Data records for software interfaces
((
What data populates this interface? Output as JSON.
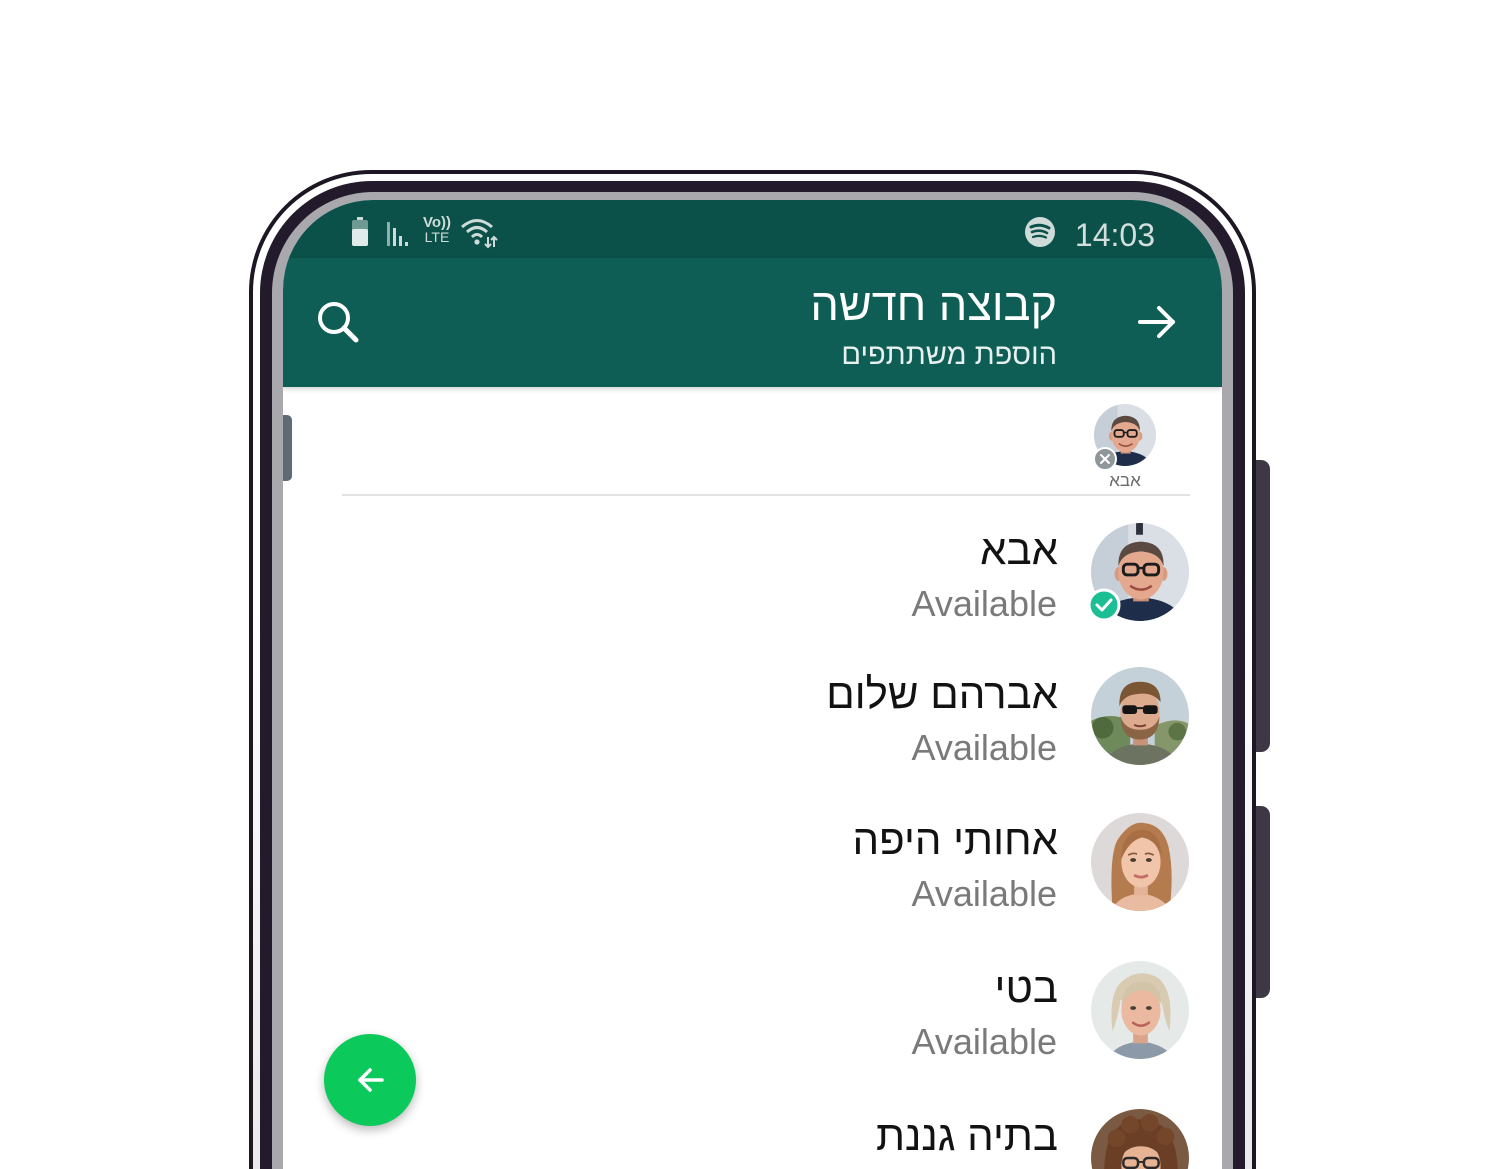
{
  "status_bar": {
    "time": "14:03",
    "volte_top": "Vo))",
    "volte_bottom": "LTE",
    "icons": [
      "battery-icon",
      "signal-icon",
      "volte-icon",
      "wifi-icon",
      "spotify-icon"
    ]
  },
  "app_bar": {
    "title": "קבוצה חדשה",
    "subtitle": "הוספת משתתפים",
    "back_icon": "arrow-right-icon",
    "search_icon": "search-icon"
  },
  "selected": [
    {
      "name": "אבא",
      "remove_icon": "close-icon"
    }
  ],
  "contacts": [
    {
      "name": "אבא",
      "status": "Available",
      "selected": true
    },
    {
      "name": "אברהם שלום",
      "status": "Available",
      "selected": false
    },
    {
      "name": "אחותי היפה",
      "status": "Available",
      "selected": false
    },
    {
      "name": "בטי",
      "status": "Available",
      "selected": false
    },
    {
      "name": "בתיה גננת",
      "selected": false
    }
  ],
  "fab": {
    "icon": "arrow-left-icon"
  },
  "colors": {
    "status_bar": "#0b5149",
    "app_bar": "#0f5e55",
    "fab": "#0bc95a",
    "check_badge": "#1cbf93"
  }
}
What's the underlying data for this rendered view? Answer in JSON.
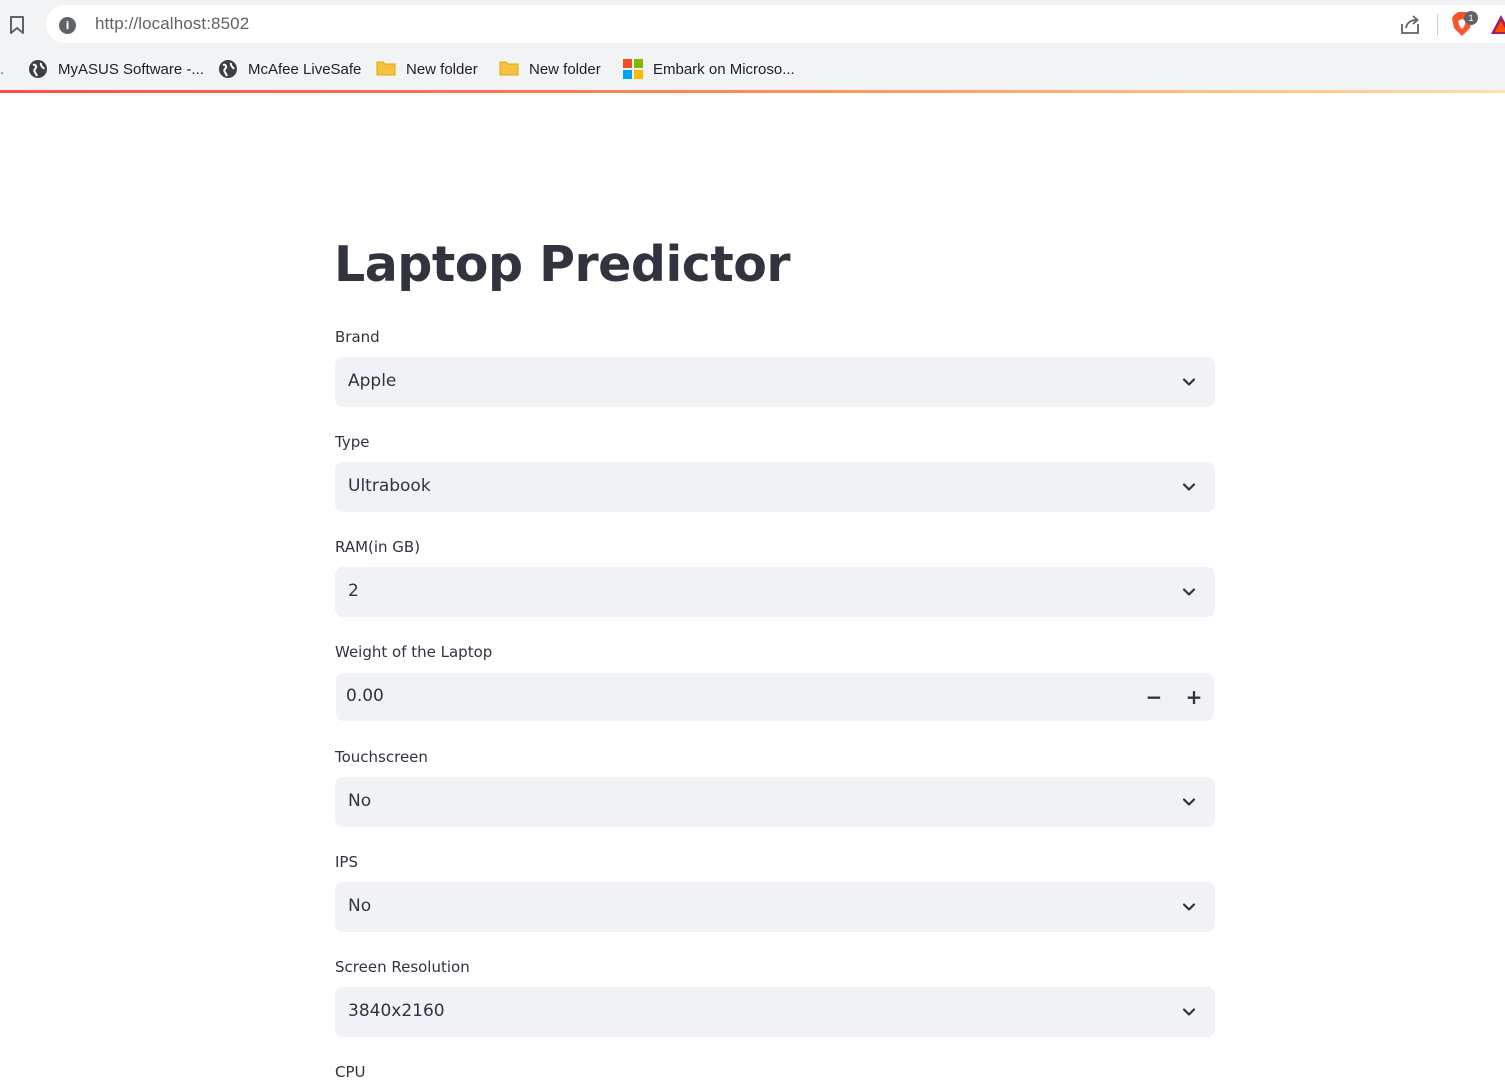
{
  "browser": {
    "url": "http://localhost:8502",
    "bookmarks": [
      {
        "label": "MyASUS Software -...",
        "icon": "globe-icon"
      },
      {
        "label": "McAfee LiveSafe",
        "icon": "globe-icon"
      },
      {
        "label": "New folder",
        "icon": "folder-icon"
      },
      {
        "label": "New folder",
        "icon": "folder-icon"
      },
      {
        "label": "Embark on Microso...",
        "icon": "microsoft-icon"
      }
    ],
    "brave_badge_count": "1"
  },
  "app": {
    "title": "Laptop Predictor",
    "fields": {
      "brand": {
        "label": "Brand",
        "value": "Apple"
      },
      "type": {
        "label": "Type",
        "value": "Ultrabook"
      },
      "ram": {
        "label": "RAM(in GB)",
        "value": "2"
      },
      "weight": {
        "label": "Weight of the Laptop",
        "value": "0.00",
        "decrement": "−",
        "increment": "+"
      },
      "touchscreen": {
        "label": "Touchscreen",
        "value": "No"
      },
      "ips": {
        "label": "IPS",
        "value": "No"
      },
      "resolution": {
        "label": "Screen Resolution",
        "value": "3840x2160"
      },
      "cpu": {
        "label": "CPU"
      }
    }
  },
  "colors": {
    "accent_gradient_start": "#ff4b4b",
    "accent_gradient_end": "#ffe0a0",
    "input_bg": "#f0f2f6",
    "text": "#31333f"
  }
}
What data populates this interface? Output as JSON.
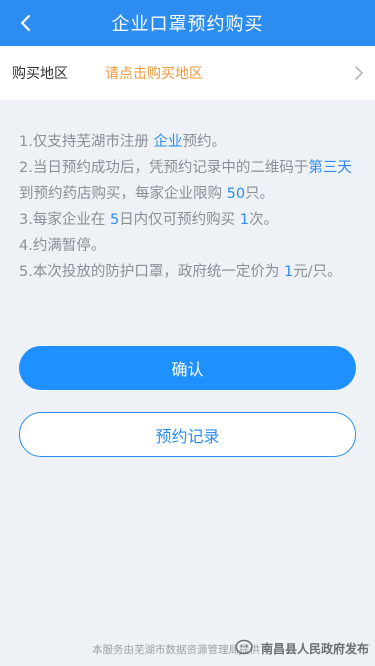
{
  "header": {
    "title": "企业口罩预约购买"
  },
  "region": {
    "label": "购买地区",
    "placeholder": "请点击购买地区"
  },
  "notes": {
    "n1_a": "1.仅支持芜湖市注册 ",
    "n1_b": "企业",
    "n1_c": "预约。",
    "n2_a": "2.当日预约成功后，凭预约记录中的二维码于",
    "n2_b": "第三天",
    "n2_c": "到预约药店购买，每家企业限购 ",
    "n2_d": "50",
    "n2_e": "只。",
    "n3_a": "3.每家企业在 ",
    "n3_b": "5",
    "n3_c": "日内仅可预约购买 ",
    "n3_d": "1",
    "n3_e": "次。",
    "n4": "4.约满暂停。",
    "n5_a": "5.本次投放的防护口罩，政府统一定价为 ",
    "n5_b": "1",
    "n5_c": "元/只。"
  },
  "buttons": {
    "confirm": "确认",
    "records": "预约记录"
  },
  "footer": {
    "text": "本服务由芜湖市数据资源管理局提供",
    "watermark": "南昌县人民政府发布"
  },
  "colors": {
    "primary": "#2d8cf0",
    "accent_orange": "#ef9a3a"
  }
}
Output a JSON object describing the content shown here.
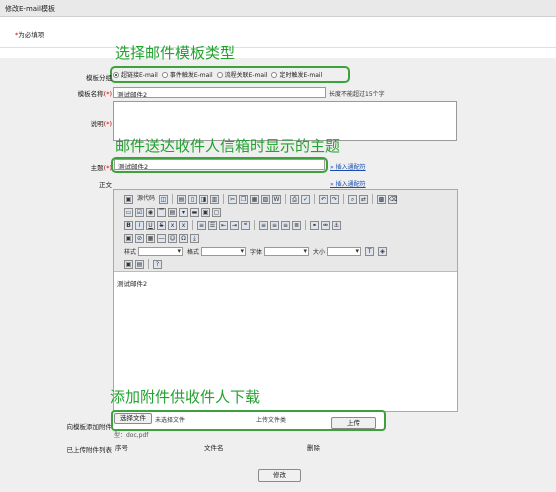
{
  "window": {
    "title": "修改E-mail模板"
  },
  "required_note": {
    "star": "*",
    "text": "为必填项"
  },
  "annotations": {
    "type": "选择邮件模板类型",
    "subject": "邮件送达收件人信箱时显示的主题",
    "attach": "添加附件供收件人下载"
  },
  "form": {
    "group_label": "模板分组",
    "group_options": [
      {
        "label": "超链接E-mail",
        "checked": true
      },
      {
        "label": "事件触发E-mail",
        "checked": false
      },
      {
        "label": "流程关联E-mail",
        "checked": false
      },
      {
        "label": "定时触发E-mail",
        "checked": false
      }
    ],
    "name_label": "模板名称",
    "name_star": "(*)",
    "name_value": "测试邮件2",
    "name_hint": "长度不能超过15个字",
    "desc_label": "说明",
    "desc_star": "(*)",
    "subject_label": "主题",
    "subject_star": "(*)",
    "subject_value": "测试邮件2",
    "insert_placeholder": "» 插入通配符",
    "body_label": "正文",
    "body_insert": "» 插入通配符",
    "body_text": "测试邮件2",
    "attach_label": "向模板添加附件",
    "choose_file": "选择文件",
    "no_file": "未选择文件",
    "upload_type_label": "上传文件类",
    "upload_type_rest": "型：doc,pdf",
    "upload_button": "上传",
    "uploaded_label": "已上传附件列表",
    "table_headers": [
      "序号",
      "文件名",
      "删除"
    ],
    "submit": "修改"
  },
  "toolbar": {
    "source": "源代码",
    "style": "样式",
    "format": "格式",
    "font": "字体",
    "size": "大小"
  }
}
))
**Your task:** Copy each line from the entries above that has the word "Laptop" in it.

**Solution to this problem:**
    "title": "Laptop Predictor",
        "label": "Weight of the Laptop",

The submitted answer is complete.